The following is adapted from a speech delivered at Hillsdale College’s 161st Commencement, held in the College’s Biermann Athletic Center on May 11, 2013.
Last month the world lost Baroness Thatcher, and in her honor I’d like to spend a few minutes discussing with you the miracle of freedom.
In the history of mankind, freedom has been the exception. Governed by kings and queens, human beings were told that power starts at the top and flows down; that their rights emanate from a monarch and may be taken away at the monarch’s whim. The British began a revolution against this way of thinking in a meadow called Runnymede in 1215. It was embodied in the Magna Carta, which read: “To all free men of our kingdom we have also granted, for us and our heirs for ever, all the liberties written out below, to have and to keep for them and their heirs . . . .” That revolution reached full flower in Philadelphia in 1787, in a Constitution that began from two radical premises.
The first is that our rights come not from kings or queens—or even from presidents—but from God. As the Declaration of Independence put it, “We hold these truths to be self evident, that all men are created equal, that they are endowed by their Creator with certain unalienable rights, and that among these are life, liberty, and the pursuit of happiness.”

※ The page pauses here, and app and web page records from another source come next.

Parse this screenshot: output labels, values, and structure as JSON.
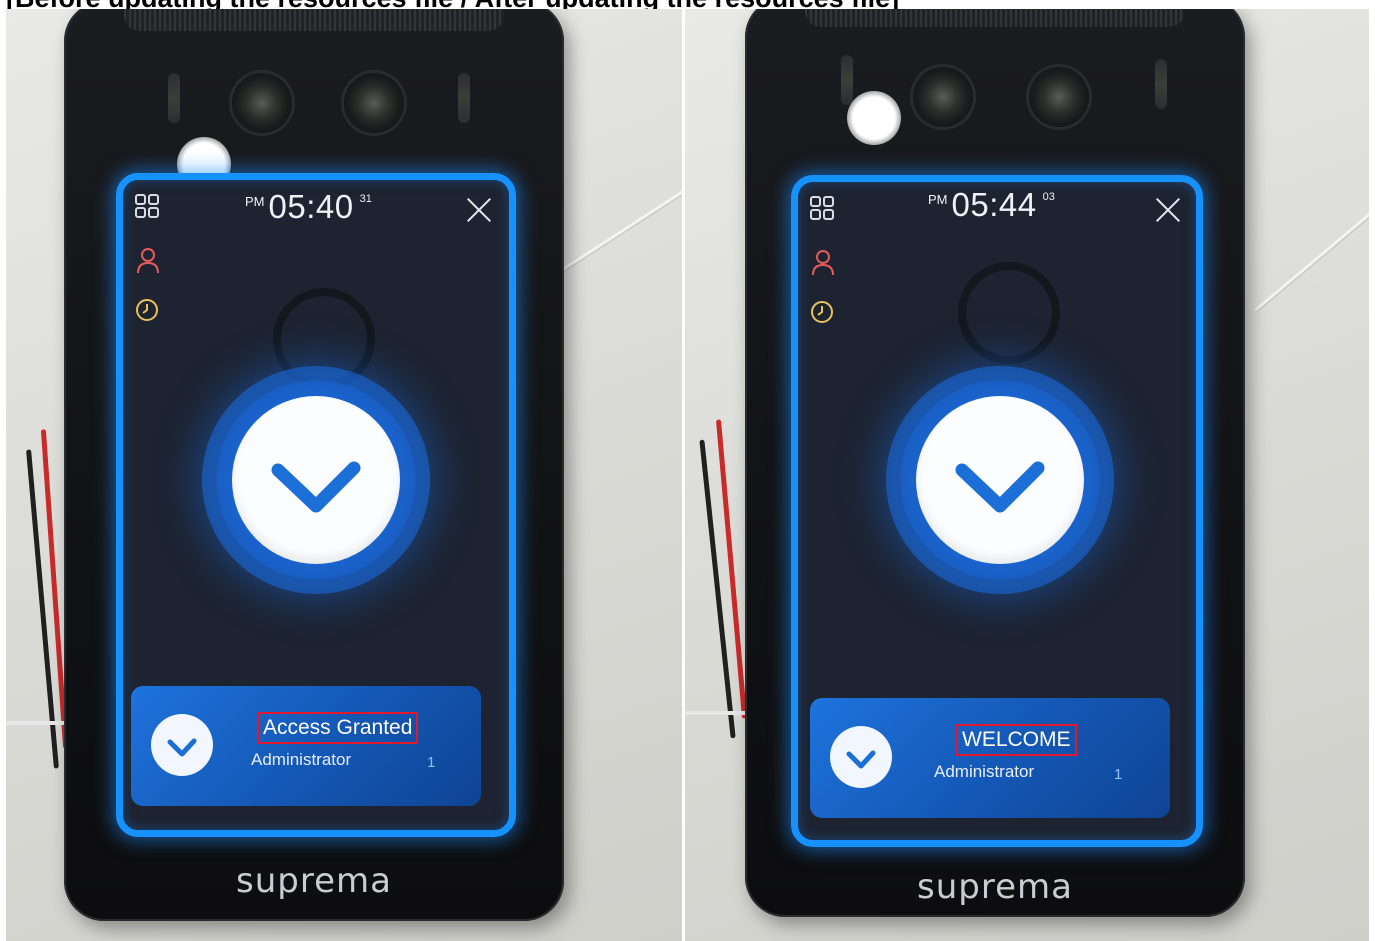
{
  "page": {
    "heading": "[Before updating the resources file / After updating the resources file]"
  },
  "panels": [
    {
      "clock": {
        "ampm": "PM",
        "hm": "05:40",
        "sec": "31"
      },
      "result": {
        "message": "Access Granted",
        "name": "Administrator",
        "id": "1"
      },
      "brand": "suprema"
    },
    {
      "clock": {
        "ampm": "PM",
        "hm": "05:44",
        "sec": "03"
      },
      "result": {
        "message": "WELCOME",
        "name": "Administrator",
        "id": "1"
      },
      "brand": "suprema"
    }
  ],
  "colors": {
    "screen_border": "#1592ff",
    "screen_bg": "#1d2330",
    "check_blue": "#1a63cc",
    "highlight_box": "#e4182c",
    "user_icon": "#e85a5a",
    "clock_icon": "#e8c35a"
  },
  "icons": [
    "menu-grid-icon",
    "user-icon",
    "clock-icon",
    "close-icon",
    "checkmark-icon"
  ]
}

Second, in the Constitution, America’s Founders inverted the understanding of sovereignty. Power comes not from the top down, but up, from “We the People,” and governing authority for those in political office is limited to set periods subject to elections. As James Madison explained in Federalist 51: “If men were angels, no government would be necessary . . . . In framing a government which is to be administered by men over men, the great difficulty lies in this: you must first enable the government to control the governed; and in the next place oblige it to control itself.”
Even from my short time in elected office, I can assure you there are no angels in Washington, D.C. And that is why Thomas Jefferson said the “chains of the Constitution” should bind the mischief of government. Only when government is limited are rights protected, the rule of law honored, and freedom allowed to flourish.
You who are graduating from Hillsdale are familiar with these ideas. As the late conservative writer and educator Russell Kirk observed, “Hillsdale does not subscribe to the notion that all books published before 1900 are obsolete. Against all odds, the College speaks up—as it did during the nineteenth century—for ‘permanent things.’ ” And with those as our foundation, what has freedom wrought?